== Available records
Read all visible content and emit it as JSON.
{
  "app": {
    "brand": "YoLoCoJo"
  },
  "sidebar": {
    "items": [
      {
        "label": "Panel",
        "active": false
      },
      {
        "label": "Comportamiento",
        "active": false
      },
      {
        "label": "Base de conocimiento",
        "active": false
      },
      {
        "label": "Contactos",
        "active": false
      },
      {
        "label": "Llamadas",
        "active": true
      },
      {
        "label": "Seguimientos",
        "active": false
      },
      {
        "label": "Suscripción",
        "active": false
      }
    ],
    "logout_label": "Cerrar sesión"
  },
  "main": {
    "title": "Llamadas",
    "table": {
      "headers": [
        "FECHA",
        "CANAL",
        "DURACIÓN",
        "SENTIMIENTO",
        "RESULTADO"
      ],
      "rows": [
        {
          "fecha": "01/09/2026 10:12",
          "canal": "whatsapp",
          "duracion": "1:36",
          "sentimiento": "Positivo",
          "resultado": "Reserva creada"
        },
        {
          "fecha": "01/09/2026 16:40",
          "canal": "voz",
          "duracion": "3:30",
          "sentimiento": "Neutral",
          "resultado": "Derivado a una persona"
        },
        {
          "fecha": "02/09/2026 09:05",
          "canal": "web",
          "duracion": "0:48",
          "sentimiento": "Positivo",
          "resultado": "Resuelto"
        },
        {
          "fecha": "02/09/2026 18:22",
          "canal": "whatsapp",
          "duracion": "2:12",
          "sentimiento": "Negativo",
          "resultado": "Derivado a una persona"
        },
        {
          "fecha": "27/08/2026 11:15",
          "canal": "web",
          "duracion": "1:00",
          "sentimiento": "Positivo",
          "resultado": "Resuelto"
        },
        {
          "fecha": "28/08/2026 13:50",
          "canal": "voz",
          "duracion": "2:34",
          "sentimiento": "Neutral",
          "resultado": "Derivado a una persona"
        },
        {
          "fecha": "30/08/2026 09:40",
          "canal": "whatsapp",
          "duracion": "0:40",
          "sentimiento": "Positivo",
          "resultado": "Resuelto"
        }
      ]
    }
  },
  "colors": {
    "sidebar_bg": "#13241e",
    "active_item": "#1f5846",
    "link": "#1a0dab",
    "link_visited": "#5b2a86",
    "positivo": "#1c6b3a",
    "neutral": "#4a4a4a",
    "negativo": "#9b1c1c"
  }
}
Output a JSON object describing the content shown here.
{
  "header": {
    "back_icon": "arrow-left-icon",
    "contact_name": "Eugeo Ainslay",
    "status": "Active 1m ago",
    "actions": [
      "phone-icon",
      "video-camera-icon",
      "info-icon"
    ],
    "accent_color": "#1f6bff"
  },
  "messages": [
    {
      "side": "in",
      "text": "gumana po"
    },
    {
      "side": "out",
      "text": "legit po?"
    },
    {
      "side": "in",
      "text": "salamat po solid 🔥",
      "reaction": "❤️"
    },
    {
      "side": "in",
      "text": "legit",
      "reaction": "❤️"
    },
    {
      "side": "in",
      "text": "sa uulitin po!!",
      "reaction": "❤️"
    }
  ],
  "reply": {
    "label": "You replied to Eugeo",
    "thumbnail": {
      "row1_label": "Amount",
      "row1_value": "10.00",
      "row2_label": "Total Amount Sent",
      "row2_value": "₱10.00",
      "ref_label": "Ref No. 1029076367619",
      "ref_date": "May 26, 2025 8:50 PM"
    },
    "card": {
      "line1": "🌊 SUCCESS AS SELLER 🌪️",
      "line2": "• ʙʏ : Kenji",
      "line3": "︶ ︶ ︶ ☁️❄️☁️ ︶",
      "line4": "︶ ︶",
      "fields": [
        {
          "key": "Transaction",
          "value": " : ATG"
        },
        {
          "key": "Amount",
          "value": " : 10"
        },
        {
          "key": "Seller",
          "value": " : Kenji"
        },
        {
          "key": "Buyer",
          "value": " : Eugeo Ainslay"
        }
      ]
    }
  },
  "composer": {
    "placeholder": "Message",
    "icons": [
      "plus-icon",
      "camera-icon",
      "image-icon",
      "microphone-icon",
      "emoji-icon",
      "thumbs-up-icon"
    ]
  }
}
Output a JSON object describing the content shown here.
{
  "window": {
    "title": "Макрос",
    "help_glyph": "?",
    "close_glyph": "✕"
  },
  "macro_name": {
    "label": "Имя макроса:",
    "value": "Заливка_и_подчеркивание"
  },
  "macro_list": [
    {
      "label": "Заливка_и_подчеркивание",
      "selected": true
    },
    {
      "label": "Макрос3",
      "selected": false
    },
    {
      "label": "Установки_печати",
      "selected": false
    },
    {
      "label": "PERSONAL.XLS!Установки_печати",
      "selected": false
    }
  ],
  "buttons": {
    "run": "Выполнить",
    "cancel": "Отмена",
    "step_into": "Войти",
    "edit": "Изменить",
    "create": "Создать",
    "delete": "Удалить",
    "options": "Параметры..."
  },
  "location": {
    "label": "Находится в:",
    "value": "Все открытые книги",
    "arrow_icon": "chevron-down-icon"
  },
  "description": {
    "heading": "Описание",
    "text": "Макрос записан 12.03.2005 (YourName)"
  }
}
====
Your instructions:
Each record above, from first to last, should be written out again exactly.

Output below:
Read all visible content and emit it as JSON.
{
  "app": {
    "brand": "YoLoCoJo"
  },
  "sidebar": {
    "items": [
      {
        "label": "Panel",
        "active": false
      },
      {
        "label": "Comportamiento",
        "active": false
      },
      {
        "label": "Base de conocimiento",
        "active": false
      },
      {
        "label": "Contactos",
        "active": false
      },
      {
        "label": "Llamadas",
        "active": true
      },
      {
        "label": "Seguimientos",
        "active": false
      },
      {
        "label": "Suscripción",
        "active": false
      }
    ],
    "logout_label": "Cerrar sesión"
  },
  "main": {
    "title": "Llamadas",
    "table": {
      "headers": [
        "FECHA",
        "CANAL",
        "DURACIÓN",
        "SENTIMIENTO",
        "RESULTADO"
      ],
      "rows": [
        {
          "fecha": "01/09/2026 10:12",
          "canal": "whatsapp",
          "duracion": "1:36",
          "sentimiento": "Positivo",
          "resultado": "Reserva creada"
        },
        {
          "fecha": "01/09/2026 16:40",
          "canal": "voz",
          "duracion": "3:30",
          "sentimiento": "Neutral",
          "resultado": "Derivado a una persona"
        },
        {
          "fecha": "02/09/2026 09:05",
          "canal": "web",
          "duracion": "0:48",
          "sentimiento": "Positivo",
          "resultado": "Resuelto"
        },
        {
          "fecha": "02/09/2026 18:22",
          "canal": "whatsapp",
          "duracion": "2:12",
          "sentimiento": "Negativo",
          "resultado": "Derivado a una persona"
        },
        {
          "fecha": "27/08/2026 11:15",
          "canal": "web",
          "duracion": "1:00",
          "sentimiento": "Positivo",
          "resultado": "Resuelto"
        },
        {
          "fecha": "28/08/2026 13:50",
          "canal": "voz",
          "duracion": "2:34",
          "sentimiento": "Neutral",
          "resultado": "Derivado a una persona"
        },
        {
          "fecha": "30/08/2026 09:40",
          "canal": "whatsapp",
          "duracion": "0:40",
          "sentimiento": "Positivo",
          "resultado": "Resuelto"
        }
      ]
    }
  },
  "colors": {
    "sidebar_bg": "#13241e",
    "active_item": "#1f5846",
    "link": "#1a0dab",
    "link_visited": "#5b2a86",
    "positivo": "#1c6b3a",
    "neutral": "#4a4a4a",
    "negativo": "#9b1c1c"
  }
}
Output a JSON object describing the content shown here.
{
  "header": {
    "back_icon": "arrow-left-icon",
    "contact_name": "Eugeo Ainslay",
    "status": "Active 1m ago",
    "actions": [
      "phone-icon",
      "video-camera-icon",
      "info-icon"
    ],
    "accent_color": "#1f6bff"
  },
  "messages": [
    {
      "side": "in",
      "text": "gumana po"
    },
    {
      "side": "out",
      "text": "legit po?"
    },
    {
      "side": "in",
      "text": "salamat po solid 🔥",
      "reaction": "❤️"
    },
    {
      "side": "in",
      "text": "legit",
      "reaction": "❤️"
    },
    {
      "side": "in",
      "text": "sa uulitin po!!",
      "reaction": "❤️"
    }
  ],
  "reply": {
    "label": "You replied to Eugeo",
    "thumbnail": {
      "row1_label": "Amount",
      "row1_value": "10.00",
      "row2_label": "Total Amount Sent",
      "row2_value": "₱10.00",
      "ref_label": "Ref No. 1029076367619",
      "ref_date": "May 26, 2025 8:50 PM"
    },
    "card": {
      "line1": "🌊 SUCCESS AS SELLER 🌪️",
      "line2": "• ʙʏ : Kenji",
      "line3": "︶ ︶ ︶ ☁️❄️☁️ ︶",
      "line4": "︶ ︶",
      "fields": [
        {
          "key": "Transaction",
          "value": " : ATG"
        },
        {
          "key": "Amount",
          "value": " : 10"
        },
        {
          "key": "Seller",
          "value": " : Kenji"
        },
        {
          "key": "Buyer",
          "value": " : Eugeo Ainslay"
        }
      ]
    }
  },
  "composer": {
    "placeholder": "Message",
    "icons": [
      "plus-icon",
      "camera-icon",
      "image-icon",
      "microphone-icon",
      "emoji-icon",
      "thumbs-up-icon"
    ]
  }
}
Output a JSON object describing the content shown here.
{
  "window": {
    "title": "Макрос",
    "help_glyph": "?",
    "close_glyph": "✕"
  },
  "macro_name": {
    "label": "Имя макроса:",
    "value": "Заливка_и_подчеркивание"
  },
  "macro_list": [
    {
      "label": "Заливка_и_подчеркивание",
      "selected": true
    },
    {
      "label": "Макрос3",
      "selected": false
    },
    {
      "label": "Установки_печати",
      "selected": false
    },
    {
      "label": "PERSONAL.XLS!Установки_печати",
      "selected": false
    }
  ],
  "buttons": {
    "run": "Выполнить",
    "cancel": "Отмена",
    "step_into": "Войти",
    "edit": "Изменить",
    "create": "Создать",
    "delete": "Удалить",
    "options": "Параметры..."
  },
  "location": {
    "label": "Находится в:",
    "value": "Все открытые книги",
    "arrow_icon": "chevron-down-icon"
  },
  "description": {
    "heading": "Описание",
    "text": "Макрос записан 12.03.2005 (YourName)"
  }
}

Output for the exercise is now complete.